→ **DIRECTIONS**:
Among the entries below, how many lines hold "Verification"? Only the number is wanted.

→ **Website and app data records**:
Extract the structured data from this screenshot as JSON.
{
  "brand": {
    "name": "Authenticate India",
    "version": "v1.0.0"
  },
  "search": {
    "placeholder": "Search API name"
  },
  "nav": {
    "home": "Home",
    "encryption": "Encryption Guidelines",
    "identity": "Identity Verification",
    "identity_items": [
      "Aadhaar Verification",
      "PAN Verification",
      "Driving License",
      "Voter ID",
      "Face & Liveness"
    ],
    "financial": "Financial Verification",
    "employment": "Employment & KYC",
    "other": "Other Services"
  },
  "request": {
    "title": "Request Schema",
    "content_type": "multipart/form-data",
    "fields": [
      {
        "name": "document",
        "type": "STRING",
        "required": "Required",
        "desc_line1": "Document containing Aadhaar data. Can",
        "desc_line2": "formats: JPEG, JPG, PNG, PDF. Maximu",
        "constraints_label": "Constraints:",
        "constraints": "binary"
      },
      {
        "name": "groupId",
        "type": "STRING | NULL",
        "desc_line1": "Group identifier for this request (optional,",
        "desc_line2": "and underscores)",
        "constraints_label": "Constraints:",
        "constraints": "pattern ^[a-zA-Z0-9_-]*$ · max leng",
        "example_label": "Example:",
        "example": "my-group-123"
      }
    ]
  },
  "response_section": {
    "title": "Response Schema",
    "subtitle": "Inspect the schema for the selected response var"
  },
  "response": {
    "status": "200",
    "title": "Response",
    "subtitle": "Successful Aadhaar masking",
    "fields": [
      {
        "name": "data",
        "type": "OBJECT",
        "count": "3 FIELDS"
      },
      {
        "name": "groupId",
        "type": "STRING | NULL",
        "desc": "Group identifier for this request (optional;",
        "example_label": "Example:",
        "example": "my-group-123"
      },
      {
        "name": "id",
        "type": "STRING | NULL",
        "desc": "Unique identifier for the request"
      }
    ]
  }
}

→ **RESPONSE FOR THIS EXERCISE**:
4